Summary:

Category: Working
Origin: Germany
Other Names: Deutsche Dogge, German Mastiff,
Size: V. Large
Lifespan: 8-10 years
Living Area: Any
Exercise: High
Grooming: Low

The Great Dane is a breed of dog known for its large size (giant) and gentle personality. The breed is commonly referred to as the “Gentle Giant”. Typically they are smart, strong dogs who are protective and loyal to their owners. They take to training well and are fairly low maintenance compared to many other breeds.

There are six show-acceptable coat colors for Great Danes.

  • Fawn – Light tan coat, possibly with a black mask.
  • Brindle – Deep brown and black in a chevron stripe pattern. Often also referred to as a tiger-stripe pattern.
  • Blue – Deep grey with a bluish tinge. Reminiscent of Weimeraners.
  • Black – Pure jet black.
  • Harlequin – Torn black patches on white. Great Danes are the only dog breed that show this particular coat color pattern. (Dalmatians have round black spots)
  • Mantle – Black coat and mask on white. Looks like the markings on Boston Terriers.

Some colors that crop up from time to time but are not acceptable in the show ring, and are not pursued by breeders, are White, Fawnequin, Merle, Merlequin, Fawn Mantle, and others. These are sometimes advertised as “rare” colors to unsuspecting buyers.
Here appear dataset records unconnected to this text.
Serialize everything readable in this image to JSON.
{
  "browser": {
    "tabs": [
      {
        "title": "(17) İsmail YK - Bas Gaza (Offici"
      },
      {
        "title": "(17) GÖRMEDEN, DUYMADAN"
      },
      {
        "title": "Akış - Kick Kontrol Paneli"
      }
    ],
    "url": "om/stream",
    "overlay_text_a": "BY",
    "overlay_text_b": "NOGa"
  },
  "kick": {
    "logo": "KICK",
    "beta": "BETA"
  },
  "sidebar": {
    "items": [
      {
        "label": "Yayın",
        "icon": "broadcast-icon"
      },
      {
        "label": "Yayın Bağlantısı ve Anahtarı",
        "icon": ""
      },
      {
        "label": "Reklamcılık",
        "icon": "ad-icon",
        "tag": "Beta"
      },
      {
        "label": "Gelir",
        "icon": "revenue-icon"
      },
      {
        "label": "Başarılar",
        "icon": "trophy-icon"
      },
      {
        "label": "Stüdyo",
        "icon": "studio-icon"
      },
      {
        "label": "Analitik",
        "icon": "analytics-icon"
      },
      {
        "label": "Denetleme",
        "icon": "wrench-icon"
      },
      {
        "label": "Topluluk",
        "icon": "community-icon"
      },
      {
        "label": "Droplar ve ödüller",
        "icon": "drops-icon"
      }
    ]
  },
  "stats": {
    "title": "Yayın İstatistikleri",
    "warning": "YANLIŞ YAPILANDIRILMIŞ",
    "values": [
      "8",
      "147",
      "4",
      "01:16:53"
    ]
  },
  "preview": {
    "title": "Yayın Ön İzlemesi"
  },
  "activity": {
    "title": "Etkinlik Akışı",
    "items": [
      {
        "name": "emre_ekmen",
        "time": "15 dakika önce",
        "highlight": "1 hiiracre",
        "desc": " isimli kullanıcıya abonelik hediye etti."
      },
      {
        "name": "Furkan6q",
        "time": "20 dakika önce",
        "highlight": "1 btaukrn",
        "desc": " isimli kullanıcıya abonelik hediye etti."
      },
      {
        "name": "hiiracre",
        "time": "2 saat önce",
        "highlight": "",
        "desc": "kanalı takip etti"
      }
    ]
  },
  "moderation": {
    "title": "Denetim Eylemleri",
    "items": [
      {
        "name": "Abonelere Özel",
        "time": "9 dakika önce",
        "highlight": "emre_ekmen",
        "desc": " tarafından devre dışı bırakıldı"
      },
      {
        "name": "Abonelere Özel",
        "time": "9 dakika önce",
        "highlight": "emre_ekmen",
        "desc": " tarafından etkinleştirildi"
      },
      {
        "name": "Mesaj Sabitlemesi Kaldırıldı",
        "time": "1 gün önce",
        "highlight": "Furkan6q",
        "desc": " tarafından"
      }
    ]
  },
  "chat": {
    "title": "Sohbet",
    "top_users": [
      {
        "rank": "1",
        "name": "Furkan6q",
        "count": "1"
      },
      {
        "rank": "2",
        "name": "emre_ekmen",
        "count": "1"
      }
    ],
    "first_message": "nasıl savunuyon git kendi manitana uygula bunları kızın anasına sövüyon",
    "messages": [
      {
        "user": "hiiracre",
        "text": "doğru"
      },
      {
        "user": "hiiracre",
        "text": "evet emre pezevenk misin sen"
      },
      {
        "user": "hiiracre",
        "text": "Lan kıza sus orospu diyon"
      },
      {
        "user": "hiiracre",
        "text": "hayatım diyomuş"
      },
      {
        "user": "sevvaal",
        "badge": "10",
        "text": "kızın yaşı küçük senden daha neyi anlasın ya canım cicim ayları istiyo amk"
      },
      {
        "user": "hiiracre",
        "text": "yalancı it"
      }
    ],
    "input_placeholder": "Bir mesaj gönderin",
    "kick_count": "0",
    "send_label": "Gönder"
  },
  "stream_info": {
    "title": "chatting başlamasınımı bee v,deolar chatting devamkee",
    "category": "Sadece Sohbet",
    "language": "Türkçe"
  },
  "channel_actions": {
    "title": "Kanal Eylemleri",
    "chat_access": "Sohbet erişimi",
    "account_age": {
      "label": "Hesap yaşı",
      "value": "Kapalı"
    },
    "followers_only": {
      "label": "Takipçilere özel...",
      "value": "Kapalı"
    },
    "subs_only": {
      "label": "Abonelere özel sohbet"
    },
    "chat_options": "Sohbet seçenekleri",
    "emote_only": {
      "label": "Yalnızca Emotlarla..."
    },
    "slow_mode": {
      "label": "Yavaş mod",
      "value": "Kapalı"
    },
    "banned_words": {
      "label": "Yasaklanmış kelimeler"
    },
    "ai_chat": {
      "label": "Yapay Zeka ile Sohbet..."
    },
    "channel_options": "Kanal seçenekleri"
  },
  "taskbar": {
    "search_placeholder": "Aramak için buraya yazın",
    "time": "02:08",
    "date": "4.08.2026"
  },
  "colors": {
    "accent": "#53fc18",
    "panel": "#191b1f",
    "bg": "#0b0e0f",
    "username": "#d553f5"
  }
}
Typically if a Great Dane lacks color (not white) near their eyes or ears then the organ does not develop and they will be either blind or deaf.

A problem common to the breed is in the hips (hip dysplasia). Typically an x-ray of the parents can certify whether their hips are healthy and whether they are likely to have healthy pups. As with many other deep-chested breeds, Great Danes are also very prone to bloat.

Originally bred for hunting large game (deer and so on), these dogs are now kept as pets and for show. Great Danes, like most giant dogs, have a fairly slow metabolism. This results in less energy and food consumption than small breeds (on a food consumption per pound of dog.)

Courtesy of: The Free Dictionary